2) If you include advertising as a way “people will pay in some form” then the statement is actually pretty reasonable.

Which brings me to the second point worth calling out.  Google is bullish on the potential of web ads to bring in big revenue:

Newspaper and magazine publishers have felt trapped by the death of print, says [Neal Mohan, VP of Product Dev.], because display ads in print have been such a crucial cash cow. The switch to online display ads has not offset the losses in print, since the “per eyeball” revenue from online display ads has been so much lower…Online display ads may not be so valuable now, he said, but that is because we’re still in the drawn-out “transition” period. Sooner or later—maybe in two years, certainly in 10—display ads will, per eyeball, be worth more online than they were in print.

I know very little about the economics of web ads so I’m in no position to comment here, but I certainly hope he’s right.

In any case, it’s a characteristically terrific piece by Fallows.  I highly recommend reading the whole thing.

Sachs on our policy discourse

Economist Jeffrey Sachs has a column in Scientific American complaining about the dismal state of policy discourse in the U.S.

In general, our political system regularly puts around the table people who are not the best equipped to find deep solutions to our problems. Certainly it has also done so on climate change, with the nation’s expert community kept at arms length from the legislative drafting process. As with health care, the outcome has been House and Senate draft legislation that lacks public support. The same has been true on Afghanistan: the “war cabinet” has lacked real expertise on that country’s culture, economy and development challenges, and the U.S. public has remained uninformed of true options.

As a start toward better policy making, the administration should put forward a detailed analysis justifying each major proposed policy change. That white paper could form the basis for coherent public debate and reflection, along with Web sites where outside experts would be invited to share opinions accessible to the public. The public, too, would be invited to blog about that position paper. A version of the draft legislation understandable to lay readers would also be posted (alongside the more technical and inevitable legalese) and opened to online commentaries by experts and the public. The administration and Congress would rely more heavily on external advisory panels to tap into the nation’s wealth of expertise and to draw on the views of business, academia and other sectors of society.

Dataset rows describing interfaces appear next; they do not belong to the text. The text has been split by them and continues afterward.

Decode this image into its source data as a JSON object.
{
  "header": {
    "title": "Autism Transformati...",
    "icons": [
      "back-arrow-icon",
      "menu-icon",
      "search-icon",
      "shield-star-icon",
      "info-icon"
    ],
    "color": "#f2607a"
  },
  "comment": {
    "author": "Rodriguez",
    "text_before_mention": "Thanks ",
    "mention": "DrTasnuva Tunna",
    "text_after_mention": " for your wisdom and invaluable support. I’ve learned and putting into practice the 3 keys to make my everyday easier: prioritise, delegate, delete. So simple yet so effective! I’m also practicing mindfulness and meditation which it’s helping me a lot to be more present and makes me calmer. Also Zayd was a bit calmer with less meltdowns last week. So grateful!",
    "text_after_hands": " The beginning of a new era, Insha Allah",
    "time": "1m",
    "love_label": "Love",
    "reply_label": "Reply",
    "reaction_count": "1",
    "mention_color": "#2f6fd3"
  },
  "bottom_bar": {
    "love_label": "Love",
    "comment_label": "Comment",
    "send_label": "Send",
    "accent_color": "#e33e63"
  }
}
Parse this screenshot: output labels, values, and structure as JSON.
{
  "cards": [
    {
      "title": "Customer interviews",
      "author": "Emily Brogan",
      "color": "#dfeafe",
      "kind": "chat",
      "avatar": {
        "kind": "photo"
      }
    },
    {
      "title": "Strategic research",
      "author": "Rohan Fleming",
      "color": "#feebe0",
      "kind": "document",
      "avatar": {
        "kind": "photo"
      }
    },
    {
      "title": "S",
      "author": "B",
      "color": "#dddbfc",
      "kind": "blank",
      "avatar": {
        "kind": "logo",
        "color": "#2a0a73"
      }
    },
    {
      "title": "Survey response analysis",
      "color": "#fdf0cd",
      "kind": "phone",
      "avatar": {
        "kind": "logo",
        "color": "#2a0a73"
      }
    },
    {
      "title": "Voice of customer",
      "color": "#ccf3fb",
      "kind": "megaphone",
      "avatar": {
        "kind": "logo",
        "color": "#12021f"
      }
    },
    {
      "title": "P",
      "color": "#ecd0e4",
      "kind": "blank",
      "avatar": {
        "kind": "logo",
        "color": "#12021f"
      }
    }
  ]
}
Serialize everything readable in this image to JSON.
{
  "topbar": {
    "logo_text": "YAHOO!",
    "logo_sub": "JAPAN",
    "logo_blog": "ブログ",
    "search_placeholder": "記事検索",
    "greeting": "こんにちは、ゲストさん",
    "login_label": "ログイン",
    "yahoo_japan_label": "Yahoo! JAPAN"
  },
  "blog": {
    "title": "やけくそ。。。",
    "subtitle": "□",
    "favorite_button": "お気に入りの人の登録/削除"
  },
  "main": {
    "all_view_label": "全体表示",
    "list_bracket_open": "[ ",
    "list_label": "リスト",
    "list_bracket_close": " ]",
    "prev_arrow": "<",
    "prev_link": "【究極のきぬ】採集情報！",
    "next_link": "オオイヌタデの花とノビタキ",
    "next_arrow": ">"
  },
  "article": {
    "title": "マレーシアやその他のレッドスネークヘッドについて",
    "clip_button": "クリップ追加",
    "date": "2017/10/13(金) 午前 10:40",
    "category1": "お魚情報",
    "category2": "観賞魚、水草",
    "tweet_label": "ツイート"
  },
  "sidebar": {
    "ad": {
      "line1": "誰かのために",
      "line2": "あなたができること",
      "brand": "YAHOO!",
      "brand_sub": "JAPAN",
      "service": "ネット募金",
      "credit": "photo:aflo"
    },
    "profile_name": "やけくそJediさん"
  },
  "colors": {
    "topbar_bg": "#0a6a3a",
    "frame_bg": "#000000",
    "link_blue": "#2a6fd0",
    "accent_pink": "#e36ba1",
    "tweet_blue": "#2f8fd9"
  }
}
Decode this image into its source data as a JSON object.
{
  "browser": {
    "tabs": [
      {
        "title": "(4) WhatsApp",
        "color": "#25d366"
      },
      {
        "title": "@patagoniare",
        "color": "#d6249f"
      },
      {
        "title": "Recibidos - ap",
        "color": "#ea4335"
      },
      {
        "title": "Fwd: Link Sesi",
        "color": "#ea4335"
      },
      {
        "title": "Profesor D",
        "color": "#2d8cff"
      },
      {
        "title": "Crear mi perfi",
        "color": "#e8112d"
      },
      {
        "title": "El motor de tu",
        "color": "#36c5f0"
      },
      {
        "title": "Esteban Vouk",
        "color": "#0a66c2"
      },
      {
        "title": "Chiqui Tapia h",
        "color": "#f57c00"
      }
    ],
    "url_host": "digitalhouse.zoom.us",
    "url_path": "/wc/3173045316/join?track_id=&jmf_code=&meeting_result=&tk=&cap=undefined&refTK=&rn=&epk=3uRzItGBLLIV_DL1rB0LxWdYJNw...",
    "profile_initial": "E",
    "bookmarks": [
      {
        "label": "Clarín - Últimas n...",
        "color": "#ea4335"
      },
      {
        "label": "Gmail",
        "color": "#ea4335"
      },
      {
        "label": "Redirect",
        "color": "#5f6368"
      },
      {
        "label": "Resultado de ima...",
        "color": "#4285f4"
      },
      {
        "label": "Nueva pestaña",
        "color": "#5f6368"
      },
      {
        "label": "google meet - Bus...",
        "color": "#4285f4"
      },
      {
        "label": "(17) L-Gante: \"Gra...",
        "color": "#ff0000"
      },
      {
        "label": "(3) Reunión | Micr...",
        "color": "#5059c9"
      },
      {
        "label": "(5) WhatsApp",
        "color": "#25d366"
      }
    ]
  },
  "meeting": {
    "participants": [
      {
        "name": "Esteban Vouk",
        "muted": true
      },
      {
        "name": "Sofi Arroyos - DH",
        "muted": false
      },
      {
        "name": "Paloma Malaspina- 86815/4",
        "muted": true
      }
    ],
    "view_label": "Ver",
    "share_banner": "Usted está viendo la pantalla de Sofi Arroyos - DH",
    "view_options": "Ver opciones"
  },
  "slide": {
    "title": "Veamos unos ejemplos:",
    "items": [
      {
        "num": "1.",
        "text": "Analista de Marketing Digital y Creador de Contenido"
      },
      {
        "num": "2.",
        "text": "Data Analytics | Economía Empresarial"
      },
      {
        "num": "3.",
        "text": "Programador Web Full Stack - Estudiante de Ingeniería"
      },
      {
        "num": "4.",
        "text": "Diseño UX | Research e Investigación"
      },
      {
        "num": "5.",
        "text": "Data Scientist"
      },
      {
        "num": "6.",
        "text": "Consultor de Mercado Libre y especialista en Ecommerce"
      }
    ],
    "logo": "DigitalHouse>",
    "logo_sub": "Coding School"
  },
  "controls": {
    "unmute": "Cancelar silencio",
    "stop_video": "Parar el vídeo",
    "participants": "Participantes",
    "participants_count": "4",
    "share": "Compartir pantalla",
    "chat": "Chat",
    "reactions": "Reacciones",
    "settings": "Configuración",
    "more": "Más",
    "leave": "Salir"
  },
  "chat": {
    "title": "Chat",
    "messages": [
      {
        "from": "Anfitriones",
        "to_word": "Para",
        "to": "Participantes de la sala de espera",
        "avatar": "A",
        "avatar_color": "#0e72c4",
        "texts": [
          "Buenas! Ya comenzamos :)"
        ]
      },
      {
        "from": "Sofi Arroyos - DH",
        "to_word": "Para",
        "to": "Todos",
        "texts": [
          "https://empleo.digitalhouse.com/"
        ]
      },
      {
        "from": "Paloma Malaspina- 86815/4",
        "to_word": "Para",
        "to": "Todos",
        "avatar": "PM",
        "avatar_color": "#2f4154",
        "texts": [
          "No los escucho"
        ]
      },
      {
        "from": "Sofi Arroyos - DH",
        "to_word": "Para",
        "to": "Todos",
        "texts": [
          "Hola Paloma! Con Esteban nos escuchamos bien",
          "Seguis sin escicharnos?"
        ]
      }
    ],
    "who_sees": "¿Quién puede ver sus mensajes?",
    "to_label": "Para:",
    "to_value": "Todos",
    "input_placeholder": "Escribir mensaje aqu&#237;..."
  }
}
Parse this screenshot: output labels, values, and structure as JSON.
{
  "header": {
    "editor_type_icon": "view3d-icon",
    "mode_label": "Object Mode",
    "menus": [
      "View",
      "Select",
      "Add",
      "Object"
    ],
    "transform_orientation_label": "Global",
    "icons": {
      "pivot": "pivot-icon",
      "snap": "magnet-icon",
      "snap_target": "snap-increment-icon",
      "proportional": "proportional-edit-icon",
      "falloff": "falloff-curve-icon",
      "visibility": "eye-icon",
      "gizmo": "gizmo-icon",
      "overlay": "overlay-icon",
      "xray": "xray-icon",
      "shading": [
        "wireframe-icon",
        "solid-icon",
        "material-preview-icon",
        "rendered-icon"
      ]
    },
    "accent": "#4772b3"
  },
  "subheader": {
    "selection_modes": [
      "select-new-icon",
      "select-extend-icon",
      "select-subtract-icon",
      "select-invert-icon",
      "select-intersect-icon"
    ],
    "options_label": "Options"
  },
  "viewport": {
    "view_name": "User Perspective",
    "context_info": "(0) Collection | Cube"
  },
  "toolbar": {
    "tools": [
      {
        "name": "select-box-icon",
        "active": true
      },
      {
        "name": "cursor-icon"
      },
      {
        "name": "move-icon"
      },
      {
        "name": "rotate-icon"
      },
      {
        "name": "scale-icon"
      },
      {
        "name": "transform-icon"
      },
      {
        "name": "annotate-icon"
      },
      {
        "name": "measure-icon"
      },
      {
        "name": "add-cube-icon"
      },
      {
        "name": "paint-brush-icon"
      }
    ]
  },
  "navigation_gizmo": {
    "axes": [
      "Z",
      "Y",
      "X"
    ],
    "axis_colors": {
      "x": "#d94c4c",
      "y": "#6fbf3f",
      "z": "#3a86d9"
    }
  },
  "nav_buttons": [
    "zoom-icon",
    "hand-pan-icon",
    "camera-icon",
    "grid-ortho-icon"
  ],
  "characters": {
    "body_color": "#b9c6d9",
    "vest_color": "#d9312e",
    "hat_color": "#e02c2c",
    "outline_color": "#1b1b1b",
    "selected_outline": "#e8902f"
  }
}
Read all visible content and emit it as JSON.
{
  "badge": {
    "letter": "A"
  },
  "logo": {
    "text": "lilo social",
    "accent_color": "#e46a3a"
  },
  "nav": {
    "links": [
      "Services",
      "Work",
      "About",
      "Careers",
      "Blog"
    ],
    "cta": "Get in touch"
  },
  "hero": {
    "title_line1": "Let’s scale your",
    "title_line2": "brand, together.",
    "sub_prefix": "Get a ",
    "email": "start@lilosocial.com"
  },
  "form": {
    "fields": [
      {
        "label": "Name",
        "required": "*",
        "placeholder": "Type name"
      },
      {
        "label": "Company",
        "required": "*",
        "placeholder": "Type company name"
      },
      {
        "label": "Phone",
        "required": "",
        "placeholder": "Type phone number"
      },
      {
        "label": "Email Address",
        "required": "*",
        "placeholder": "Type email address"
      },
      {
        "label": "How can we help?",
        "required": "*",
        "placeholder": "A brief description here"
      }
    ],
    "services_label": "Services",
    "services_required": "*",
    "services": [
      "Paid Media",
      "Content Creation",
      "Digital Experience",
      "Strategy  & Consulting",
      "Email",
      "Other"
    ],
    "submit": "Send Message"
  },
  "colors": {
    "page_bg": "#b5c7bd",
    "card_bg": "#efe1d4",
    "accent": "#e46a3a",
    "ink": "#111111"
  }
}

In our governance systems today, the intrinsic complexity of the challenges easily outpaces the gut instincts and amateurism of the existing government machinery. I would not presume or recommend that decisions be left to the purported experts, who often represent special interests or have their own biases or narrow views. Still, a systematic vetting of policy options, with recognized experts and the public commenting and debating, will vastly improve on our current policy performance, in which we often fly blind or hand the controls over to narrow interests and viewpoints.

I agree that this is a problem, and that we could do better.  But count me unconvinced that an administration white paper will make much of a difference.